The Basics of Poker

Poker is a card game in which players place chips (representing money) into a pot to win. The player with the highest-ranked hand when all cards are shown wins the pot. A player can also win the pot by bluffing or making an unbeatable hand through skill and luck. The game is played with a minimum of two players and a maximum of seven.

There are several different variants of poker, but they all have the same basic structure: each round begins with the player to the left of the dealer placing a bet (representing money) into the pot. Each player must place chips into the pot in turn, unless they have a ‘kill card’, which allows them to sit out a hand without forfeiting their chance to win.

Once everyone has placed their chips into the pot, a betting interval commences. The player to the left of the dealer, known as the active player, starts by revealing his or her hole cards one at a time. The objective is to beat the exposed high card in the middle, which can be done by forming a pair of matching cards, three of a kind, straight, flush, or four of a kind.

If a player is holding a strong hand, they can make more bets and put pressure on their opponents by raising the value of their hands. This helps them increase the chances of winning the pot and improve their overall poker skills. A good bluff can also be used to force weaker hands out of the pot and help you get the most out of your poker strategy.

Besides knowing the strengths and weaknesses of your opponents, you must be able to read their facial expressions and body language, as these can indicate how they are feeling about their hand. A good read can also reveal their intentions. For example, if an opponent is showing signs of stress, you may be able to predict that they are holding a weak hand and are trying to steal the pot.

Another important aspect of the game is understanding starting hands and position. This sets the stage for your decision-making throughout a hand and is crucial to your success as a beginner. Generally, beginners should stick to premium hands such as pocket pairs and high-card combinations, as these offer higher probabilities of success and are easier for them to play with limited experience.

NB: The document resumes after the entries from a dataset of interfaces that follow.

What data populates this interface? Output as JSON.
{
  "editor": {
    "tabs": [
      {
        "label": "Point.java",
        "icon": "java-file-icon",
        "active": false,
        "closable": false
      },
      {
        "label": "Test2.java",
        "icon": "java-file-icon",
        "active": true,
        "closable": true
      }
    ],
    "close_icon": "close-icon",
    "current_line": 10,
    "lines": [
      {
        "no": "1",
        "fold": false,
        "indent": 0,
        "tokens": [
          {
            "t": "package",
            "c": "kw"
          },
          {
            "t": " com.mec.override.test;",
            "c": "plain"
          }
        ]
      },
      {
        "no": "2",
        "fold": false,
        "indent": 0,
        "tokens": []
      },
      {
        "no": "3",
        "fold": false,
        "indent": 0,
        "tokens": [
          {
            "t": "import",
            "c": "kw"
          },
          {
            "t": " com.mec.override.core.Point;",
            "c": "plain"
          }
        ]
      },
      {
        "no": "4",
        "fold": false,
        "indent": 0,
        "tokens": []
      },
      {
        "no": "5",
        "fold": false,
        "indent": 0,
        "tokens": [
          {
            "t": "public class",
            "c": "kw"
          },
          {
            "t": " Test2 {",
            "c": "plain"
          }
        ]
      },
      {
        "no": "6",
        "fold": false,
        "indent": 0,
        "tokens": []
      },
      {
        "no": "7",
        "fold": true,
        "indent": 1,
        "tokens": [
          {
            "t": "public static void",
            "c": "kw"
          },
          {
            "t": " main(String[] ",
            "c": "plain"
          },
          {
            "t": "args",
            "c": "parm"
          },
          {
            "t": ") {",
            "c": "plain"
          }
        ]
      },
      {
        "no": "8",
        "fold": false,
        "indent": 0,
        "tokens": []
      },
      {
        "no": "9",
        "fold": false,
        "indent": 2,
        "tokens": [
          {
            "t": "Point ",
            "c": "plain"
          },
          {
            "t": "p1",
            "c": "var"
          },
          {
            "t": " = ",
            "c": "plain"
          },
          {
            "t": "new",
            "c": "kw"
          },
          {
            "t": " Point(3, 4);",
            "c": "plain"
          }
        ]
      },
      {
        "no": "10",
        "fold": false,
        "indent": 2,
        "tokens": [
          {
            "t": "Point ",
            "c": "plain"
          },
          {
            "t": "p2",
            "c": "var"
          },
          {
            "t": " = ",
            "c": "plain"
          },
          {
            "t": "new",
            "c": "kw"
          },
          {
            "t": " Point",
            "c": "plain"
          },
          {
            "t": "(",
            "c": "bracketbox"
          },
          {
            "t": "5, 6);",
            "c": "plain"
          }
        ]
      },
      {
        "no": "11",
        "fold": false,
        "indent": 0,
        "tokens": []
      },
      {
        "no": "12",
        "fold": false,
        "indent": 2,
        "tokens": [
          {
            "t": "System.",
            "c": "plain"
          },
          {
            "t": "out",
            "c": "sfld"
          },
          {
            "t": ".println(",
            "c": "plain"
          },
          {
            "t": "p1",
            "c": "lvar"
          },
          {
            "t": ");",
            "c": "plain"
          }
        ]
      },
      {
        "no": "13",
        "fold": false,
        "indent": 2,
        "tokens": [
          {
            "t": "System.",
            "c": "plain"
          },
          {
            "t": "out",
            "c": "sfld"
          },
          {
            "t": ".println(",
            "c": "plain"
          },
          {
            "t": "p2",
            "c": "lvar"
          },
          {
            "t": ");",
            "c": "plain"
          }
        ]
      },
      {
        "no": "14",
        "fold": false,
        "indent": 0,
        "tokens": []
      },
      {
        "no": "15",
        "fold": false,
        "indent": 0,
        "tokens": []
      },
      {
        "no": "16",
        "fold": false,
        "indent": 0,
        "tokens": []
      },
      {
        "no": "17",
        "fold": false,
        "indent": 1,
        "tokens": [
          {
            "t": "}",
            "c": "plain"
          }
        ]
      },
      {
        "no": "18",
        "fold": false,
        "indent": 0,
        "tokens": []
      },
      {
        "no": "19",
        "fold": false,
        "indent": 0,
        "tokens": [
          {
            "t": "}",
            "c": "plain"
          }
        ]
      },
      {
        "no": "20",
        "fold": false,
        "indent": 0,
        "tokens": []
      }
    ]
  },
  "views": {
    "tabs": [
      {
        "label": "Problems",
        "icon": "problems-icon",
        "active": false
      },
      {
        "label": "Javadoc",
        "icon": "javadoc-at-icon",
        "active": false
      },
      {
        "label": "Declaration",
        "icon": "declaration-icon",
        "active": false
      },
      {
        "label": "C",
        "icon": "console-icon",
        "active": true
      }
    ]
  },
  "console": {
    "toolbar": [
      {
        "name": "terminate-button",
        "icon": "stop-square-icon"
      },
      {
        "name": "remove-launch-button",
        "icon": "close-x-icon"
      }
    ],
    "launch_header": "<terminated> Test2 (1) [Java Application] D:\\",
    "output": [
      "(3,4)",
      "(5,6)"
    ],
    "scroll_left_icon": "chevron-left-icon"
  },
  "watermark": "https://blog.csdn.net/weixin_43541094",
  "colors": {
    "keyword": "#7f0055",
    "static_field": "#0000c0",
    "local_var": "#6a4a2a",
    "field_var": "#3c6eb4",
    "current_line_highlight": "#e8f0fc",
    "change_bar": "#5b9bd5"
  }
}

It’s also okay to take a break from the game occasionally, but it isn’t courteous to leave the table while other players are still playing a hand. If you need to go to the bathroom, refresh your drink, or grab a snack, then it’s best to wait until the hand is over before returning to the table.